__Exercise description__: In the records that follow, show each line where the word "classes" is present.

--------

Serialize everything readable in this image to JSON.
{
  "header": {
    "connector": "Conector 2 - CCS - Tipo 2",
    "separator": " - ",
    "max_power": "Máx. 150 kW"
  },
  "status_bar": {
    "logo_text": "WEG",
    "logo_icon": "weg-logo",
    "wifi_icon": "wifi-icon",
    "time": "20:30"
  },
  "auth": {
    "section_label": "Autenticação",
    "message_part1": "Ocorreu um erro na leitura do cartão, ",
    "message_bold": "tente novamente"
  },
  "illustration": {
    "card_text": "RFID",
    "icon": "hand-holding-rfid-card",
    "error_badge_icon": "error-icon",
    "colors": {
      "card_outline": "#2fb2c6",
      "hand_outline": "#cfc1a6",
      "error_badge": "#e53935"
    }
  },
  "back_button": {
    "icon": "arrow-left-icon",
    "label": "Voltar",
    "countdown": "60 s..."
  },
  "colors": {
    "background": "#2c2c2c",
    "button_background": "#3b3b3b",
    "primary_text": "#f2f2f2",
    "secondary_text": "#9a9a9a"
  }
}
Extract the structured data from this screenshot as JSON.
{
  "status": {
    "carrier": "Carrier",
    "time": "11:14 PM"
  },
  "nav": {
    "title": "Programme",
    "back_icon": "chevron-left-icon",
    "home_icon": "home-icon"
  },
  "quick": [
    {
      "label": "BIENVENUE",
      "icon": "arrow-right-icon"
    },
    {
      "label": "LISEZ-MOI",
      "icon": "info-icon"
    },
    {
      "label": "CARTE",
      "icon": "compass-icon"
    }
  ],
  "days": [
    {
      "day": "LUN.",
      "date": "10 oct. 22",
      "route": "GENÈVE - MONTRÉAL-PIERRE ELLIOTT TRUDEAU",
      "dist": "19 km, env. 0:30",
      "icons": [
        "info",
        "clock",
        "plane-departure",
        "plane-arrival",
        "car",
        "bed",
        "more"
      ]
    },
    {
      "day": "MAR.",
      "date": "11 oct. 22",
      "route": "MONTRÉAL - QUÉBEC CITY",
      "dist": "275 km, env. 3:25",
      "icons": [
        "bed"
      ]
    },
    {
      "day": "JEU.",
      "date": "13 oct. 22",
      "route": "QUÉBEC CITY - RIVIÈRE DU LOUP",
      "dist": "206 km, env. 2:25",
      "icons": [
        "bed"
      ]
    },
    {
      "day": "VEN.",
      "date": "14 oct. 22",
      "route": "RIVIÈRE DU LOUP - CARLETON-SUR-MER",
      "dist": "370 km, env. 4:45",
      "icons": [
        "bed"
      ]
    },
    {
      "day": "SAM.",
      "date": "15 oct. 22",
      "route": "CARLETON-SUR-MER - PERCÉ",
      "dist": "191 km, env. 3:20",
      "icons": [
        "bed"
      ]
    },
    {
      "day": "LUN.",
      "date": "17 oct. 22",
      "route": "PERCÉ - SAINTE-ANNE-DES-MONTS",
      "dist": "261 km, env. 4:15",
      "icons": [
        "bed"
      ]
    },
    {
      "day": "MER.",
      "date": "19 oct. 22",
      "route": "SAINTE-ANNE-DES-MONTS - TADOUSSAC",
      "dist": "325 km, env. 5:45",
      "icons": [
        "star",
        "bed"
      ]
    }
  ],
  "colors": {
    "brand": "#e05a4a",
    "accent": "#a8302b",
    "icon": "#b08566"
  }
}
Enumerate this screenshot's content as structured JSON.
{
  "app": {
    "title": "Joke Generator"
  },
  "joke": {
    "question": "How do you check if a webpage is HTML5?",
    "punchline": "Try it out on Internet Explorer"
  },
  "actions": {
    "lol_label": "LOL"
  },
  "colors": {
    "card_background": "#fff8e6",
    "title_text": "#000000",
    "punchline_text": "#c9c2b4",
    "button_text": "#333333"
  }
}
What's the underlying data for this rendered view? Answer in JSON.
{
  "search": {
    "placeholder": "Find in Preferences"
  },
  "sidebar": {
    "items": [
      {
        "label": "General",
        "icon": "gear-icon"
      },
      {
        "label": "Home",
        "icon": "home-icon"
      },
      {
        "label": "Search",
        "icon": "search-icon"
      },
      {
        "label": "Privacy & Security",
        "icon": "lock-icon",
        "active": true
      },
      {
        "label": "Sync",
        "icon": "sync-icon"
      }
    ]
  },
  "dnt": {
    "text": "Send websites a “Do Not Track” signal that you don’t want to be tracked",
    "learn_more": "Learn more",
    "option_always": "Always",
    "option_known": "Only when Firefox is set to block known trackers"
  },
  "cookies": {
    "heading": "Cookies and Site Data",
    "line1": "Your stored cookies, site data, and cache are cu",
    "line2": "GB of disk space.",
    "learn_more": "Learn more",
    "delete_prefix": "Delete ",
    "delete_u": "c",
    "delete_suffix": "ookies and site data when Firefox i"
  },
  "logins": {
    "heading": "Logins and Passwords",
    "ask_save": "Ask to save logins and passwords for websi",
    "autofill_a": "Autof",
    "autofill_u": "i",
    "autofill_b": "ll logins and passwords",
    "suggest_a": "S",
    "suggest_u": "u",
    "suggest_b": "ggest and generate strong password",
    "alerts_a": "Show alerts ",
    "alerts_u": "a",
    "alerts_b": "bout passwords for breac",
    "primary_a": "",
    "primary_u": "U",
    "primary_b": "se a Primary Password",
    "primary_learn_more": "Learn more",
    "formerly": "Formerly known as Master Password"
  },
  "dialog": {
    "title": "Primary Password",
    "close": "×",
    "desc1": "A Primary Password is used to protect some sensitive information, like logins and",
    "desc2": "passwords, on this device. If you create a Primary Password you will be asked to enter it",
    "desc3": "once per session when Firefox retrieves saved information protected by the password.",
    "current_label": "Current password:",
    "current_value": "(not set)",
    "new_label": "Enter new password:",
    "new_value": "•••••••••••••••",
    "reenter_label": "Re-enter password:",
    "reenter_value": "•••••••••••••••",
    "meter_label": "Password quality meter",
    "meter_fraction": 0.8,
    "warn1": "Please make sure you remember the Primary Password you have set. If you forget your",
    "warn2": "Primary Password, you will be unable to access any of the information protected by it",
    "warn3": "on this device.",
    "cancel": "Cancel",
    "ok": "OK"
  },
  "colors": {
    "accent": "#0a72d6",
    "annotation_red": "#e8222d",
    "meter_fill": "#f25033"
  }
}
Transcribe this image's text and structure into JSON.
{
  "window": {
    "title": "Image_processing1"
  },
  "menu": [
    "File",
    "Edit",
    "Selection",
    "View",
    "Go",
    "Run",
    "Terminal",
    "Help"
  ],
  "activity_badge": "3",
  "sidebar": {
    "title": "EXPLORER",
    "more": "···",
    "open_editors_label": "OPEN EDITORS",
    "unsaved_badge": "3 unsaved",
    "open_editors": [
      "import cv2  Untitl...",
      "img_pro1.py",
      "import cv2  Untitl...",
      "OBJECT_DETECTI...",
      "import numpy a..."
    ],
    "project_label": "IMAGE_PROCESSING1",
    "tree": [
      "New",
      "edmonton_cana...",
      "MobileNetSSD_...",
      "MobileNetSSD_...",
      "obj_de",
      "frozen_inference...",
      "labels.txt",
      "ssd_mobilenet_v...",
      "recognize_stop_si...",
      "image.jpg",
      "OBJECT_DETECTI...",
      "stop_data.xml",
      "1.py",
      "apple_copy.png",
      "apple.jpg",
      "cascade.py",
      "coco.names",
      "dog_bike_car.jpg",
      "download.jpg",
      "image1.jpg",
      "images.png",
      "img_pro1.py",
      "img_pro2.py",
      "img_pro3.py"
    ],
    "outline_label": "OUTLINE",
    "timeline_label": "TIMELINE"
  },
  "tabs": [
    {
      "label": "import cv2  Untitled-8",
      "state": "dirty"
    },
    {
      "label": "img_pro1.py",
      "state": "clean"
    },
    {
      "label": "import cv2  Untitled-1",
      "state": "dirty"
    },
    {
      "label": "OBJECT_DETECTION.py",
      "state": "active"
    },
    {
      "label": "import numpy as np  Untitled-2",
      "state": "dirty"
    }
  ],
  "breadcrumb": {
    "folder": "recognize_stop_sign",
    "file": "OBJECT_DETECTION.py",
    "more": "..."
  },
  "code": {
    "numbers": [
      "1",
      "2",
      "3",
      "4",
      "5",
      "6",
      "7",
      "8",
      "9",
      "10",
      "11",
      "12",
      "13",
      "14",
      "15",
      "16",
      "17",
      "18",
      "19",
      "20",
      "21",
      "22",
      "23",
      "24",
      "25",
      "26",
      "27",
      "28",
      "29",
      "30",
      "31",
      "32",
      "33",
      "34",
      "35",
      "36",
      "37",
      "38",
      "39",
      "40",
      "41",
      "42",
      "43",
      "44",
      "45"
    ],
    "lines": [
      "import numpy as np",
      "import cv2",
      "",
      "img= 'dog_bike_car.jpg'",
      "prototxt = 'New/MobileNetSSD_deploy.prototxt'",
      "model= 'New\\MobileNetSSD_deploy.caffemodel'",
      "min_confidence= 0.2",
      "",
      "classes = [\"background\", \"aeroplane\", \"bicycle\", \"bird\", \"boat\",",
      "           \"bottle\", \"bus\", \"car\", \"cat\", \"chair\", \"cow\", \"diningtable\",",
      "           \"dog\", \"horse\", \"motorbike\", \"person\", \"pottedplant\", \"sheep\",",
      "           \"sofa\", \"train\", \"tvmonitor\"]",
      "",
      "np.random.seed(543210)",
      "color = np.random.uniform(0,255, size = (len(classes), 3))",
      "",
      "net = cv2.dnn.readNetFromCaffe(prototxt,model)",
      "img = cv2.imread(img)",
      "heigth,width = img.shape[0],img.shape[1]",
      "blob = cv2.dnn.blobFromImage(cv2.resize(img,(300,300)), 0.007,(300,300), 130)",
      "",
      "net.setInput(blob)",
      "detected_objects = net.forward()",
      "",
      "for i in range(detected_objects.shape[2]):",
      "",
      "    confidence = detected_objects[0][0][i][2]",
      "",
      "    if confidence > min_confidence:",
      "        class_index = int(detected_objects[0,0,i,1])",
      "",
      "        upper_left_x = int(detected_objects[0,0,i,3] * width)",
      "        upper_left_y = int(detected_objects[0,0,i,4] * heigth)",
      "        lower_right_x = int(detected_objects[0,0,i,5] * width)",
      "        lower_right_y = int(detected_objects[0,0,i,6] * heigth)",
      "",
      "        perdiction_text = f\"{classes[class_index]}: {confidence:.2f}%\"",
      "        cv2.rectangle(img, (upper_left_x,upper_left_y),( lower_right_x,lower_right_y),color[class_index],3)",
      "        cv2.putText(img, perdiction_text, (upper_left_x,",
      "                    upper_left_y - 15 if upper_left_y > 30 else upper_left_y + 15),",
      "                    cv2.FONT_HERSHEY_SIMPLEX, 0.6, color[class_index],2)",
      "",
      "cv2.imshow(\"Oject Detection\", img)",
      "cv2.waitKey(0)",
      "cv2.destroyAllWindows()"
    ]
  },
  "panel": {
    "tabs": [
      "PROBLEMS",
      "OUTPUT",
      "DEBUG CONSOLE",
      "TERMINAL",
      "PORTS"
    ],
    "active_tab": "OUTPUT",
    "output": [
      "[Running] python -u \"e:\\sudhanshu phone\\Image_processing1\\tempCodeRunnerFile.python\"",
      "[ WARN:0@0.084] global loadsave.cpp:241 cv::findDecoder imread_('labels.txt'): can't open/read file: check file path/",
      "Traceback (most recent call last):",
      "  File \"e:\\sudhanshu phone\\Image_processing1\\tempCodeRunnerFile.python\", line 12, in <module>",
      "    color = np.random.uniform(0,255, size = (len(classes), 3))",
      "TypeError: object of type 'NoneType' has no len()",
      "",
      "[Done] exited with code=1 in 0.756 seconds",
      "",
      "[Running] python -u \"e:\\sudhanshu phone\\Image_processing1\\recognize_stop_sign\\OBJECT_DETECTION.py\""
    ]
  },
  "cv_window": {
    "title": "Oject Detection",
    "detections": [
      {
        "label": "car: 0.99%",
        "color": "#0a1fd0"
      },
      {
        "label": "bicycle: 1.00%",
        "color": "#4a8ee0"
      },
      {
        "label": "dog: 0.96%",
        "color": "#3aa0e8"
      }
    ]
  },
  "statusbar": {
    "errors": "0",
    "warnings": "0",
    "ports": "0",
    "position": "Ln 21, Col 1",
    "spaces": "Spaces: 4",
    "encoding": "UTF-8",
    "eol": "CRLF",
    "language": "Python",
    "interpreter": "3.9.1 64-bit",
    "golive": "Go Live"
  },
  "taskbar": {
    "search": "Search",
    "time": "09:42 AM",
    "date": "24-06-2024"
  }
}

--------

__Response for this exercise__:
      "classes = [\"background\", \"aeroplane\", \"bicycle\", \"bird\", \"boat\",",
      "color = np.random.uniform(0,255, size = (len(classes), 3))",
      "        perdiction_text = f\"{classes[class_index]}: {confidence:.2f}%\"",
      "    color = np.random.uniform(0,255, size = (len(classes), 3))",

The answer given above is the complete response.